If you recall, I said: The badge is currently making £21 on ebay. My professional opinion is that it will make at least £40 and, if you have two keen collectors after it, possibly twice as much. If it does, I will be right and people will think I’m an expert. And if I’m wrong it will be the fault of the auction for failing to attract the right quality of bidder.

Well, as it turns out, I was wrong by quite a margin.

It made £170. Even in my wildest dreams I’d barely thought of three figures. Traditionally, if you watch antiques experts on TV, this is seen  a great success. In truth I was wrong by about 40%. However, I refer to my previous answer (as they say at Prime Minister’s Questions) –  if I’m wrong it will be the fault of the auction for failing to attract the right quality of bidder. 

So, not my fault.

However, all joking apart, it’s nice to see that there are keen collectors about, and to report that the badge is currently in the post, making its way back to Wolverhampton.

A Rare Wolves Football Badge

Yesterday a dealer asked me if I’d take a look through a couple of bags of odds and ends . It’s a tempting offer when your natural habitat is the margins of the antiques trade.

There were some interesting bits in the bags, including a couple of bits I wanted for myself. I suppose I could have declared a liking for the badge in the picture and bought it for a fiver, but I’m both honest and an idiot. Honest is good because, apart from the obvious, you get given bags of interesting stuff to look through. An idiot, because I’m poor as a result.

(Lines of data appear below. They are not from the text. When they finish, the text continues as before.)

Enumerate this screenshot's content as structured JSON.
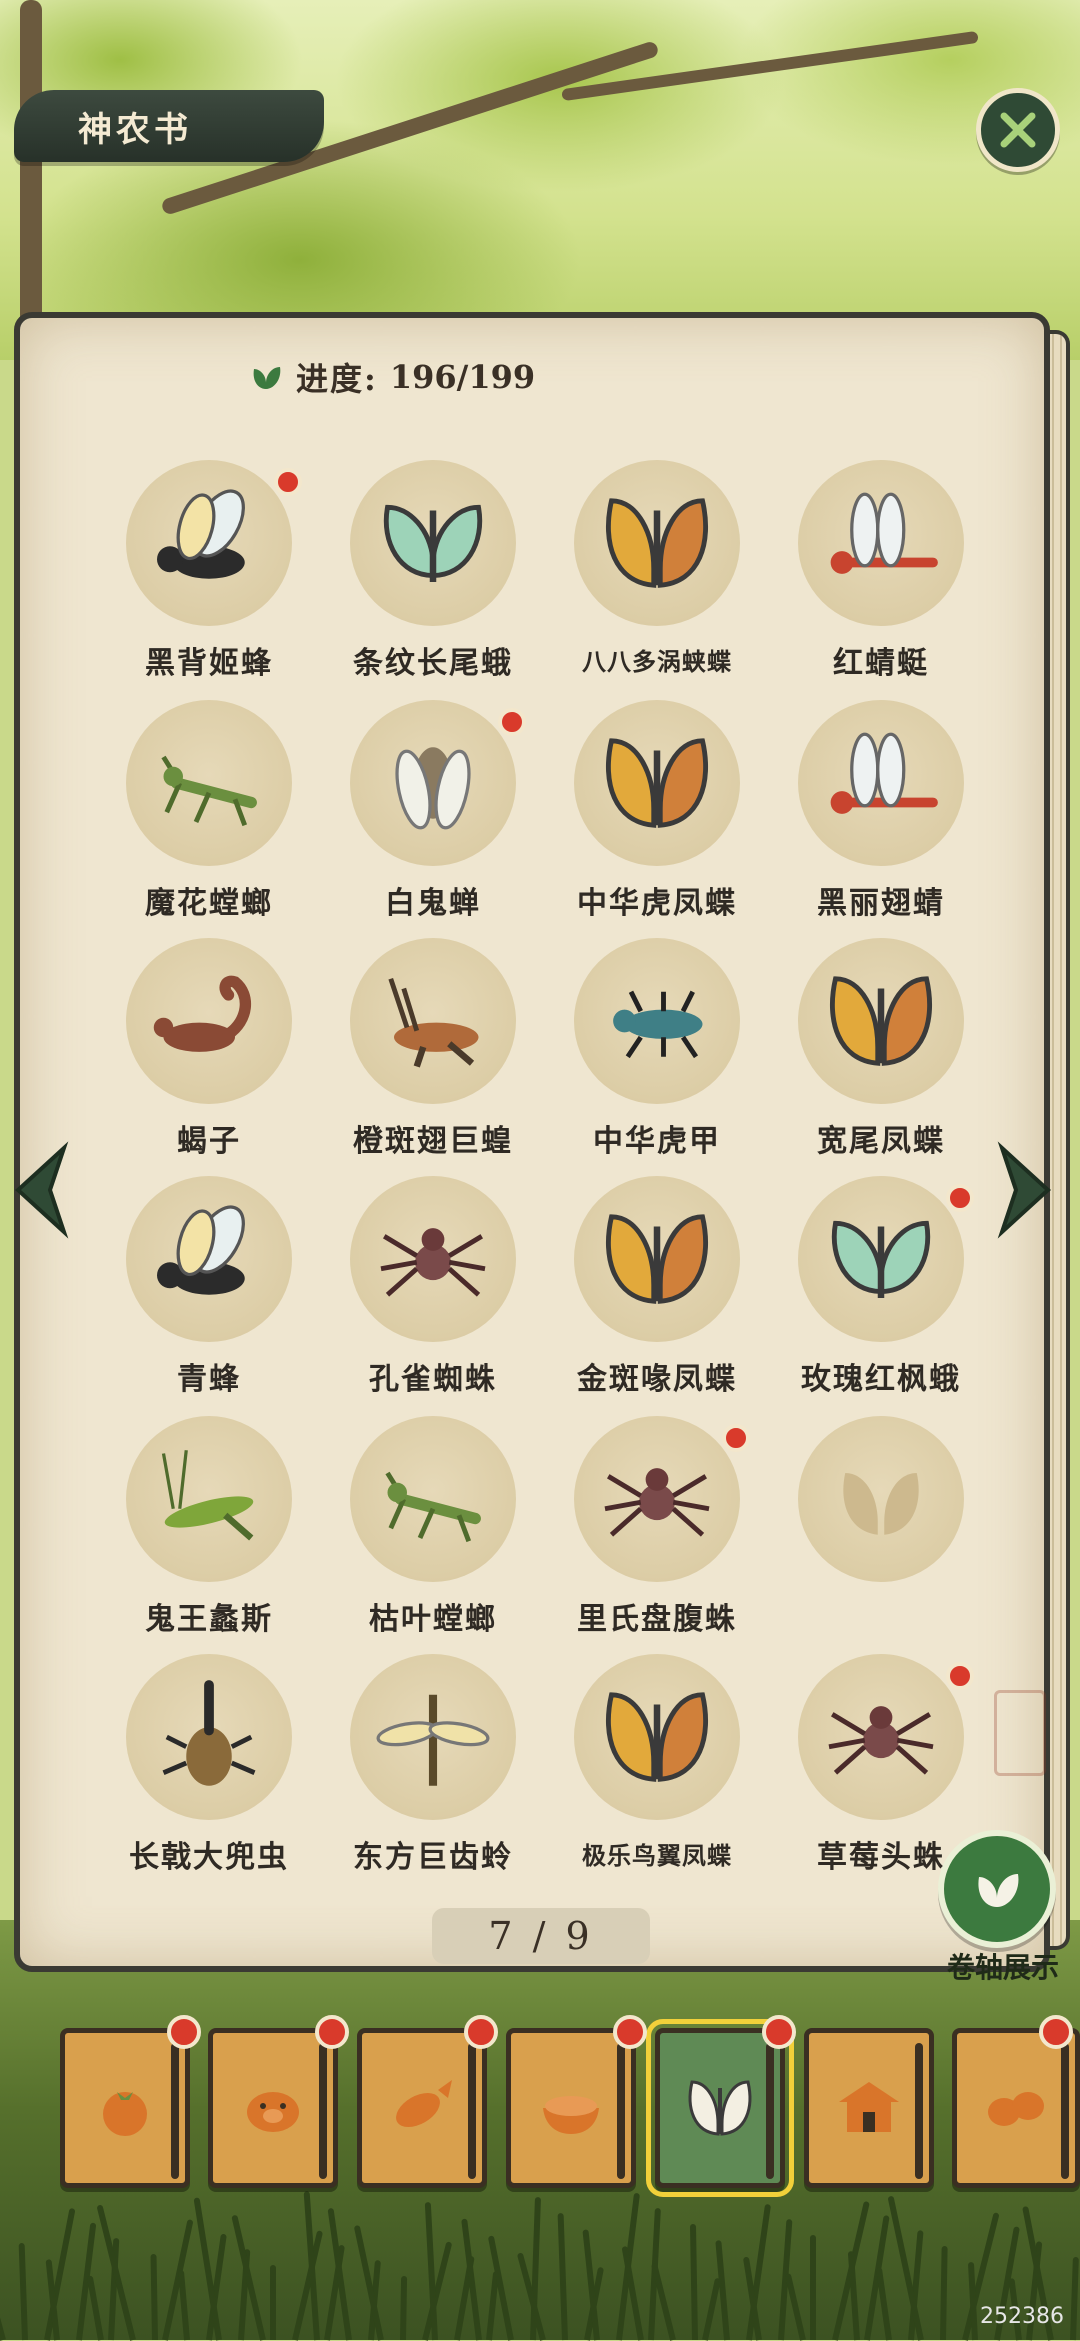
{
  "header": {
    "title": "神农书"
  },
  "progress": {
    "label": "进度:",
    "value": "196/199"
  },
  "grid_items": [
    {
      "label": "黑背姬蜂",
      "badge": true,
      "icon": "wasp-icon",
      "small": false
    },
    {
      "label": "条纹长尾蛾",
      "badge": false,
      "icon": "moth-icon",
      "small": false
    },
    {
      "label": "八八多涡蛱蝶",
      "badge": false,
      "icon": "butterfly-icon",
      "small": true
    },
    {
      "label": "红蜻蜓",
      "badge": false,
      "icon": "dragonfly-icon",
      "small": false
    },
    {
      "label": "魔花螳螂",
      "badge": false,
      "icon": "mantis-icon",
      "small": false
    },
    {
      "label": "白鬼蝉",
      "badge": true,
      "icon": "cicada-icon",
      "small": false
    },
    {
      "label": "中华虎凤蝶",
      "badge": false,
      "icon": "butterfly-icon",
      "small": false
    },
    {
      "label": "黑丽翅蜻",
      "badge": false,
      "icon": "dragonfly-icon",
      "small": false
    },
    {
      "label": "蝎子",
      "badge": false,
      "icon": "scorpion-icon",
      "small": false
    },
    {
      "label": "橙斑翅巨蝗",
      "badge": false,
      "icon": "locust-icon",
      "small": false
    },
    {
      "label": "中华虎甲",
      "badge": false,
      "icon": "beetle-icon",
      "small": false
    },
    {
      "label": "宽尾凤蝶",
      "badge": false,
      "icon": "butterfly-icon",
      "small": false
    },
    {
      "label": "青蜂",
      "badge": false,
      "icon": "wasp-icon",
      "small": false
    },
    {
      "label": "孔雀蜘蛛",
      "badge": false,
      "icon": "spider-icon",
      "small": false
    },
    {
      "label": "金斑喙凤蝶",
      "badge": false,
      "icon": "butterfly-icon",
      "small": false
    },
    {
      "label": "玫瑰红枫蛾",
      "badge": true,
      "icon": "moth-icon",
      "small": false
    },
    {
      "label": "鬼王蠡斯",
      "badge": false,
      "icon": "katydid-icon",
      "small": false
    },
    {
      "label": "枯叶螳螂",
      "badge": false,
      "icon": "mantis-icon",
      "small": false
    },
    {
      "label": "里氏盘腹蛛",
      "badge": true,
      "icon": "spider-icon",
      "small": false
    },
    {
      "label": "",
      "badge": false,
      "icon": "locked-butterfly-icon",
      "small": false
    },
    {
      "label": "长戟大兜虫",
      "badge": false,
      "icon": "rhino-beetle-icon",
      "small": false
    },
    {
      "label": "东方巨齿蛉",
      "badge": false,
      "icon": "dobsonfly-icon",
      "small": false
    },
    {
      "label": "极乐鸟翼凤蝶",
      "badge": false,
      "icon": "butterfly-icon",
      "small": true
    },
    {
      "label": "草莓头蛛",
      "badge": true,
      "icon": "spider-icon",
      "small": false
    }
  ],
  "pagination": {
    "text": "7 / 9"
  },
  "scroll_display": {
    "label": "卷轴展示"
  },
  "tabs": [
    {
      "icon": "persimmon-icon",
      "badge": true,
      "active": false
    },
    {
      "icon": "pig-icon",
      "badge": true,
      "active": false
    },
    {
      "icon": "fish-icon",
      "badge": true,
      "active": false
    },
    {
      "icon": "rice-bowl-icon",
      "badge": true,
      "active": false
    },
    {
      "icon": "butterfly-icon",
      "badge": true,
      "active": true
    },
    {
      "icon": "house-icon",
      "badge": false,
      "active": false
    },
    {
      "icon": "beans-icon",
      "badge": true,
      "active": false
    }
  ],
  "watermark": "252386",
  "colors": {
    "accent_green": "#3c7a3f",
    "badge_red": "#d93a2b",
    "paper": "#efe6d0",
    "tab_gold": "#d9a04d"
  }
}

It looked to me like a pre-war football badge. I’ve had a few, mainly picked up cheap, from dealers. I’d never cheat anyone by telling them they were worthless, but if a dealer wants to put one out for £5 I’ll happily hand over the money.

We checked it up on the internet and it’s a badge done for Wolverhampton Wanderers fans for the 1939 FA Cup Final. Portsmouth won 4-1 and held the cup until 1946 due to a pressing away fixture against Germany that took a few years to clear up.

Wolves went on to win it in 1949 and 1960, making their record four wins in eight finals.

The badge is currently making £21 on ebay. My professional opinion is that it will make at least £40 and, if you have two keen collectors after it, possibly twice as much. If it does, I will be right and people will think I’m an expert. And if I’m wrong it will be the fault of the auction for failing to attract the right quality of bidder.

See, it’s easy to be an antiques dealer – you just have to say things in the right way and you will never be wrong.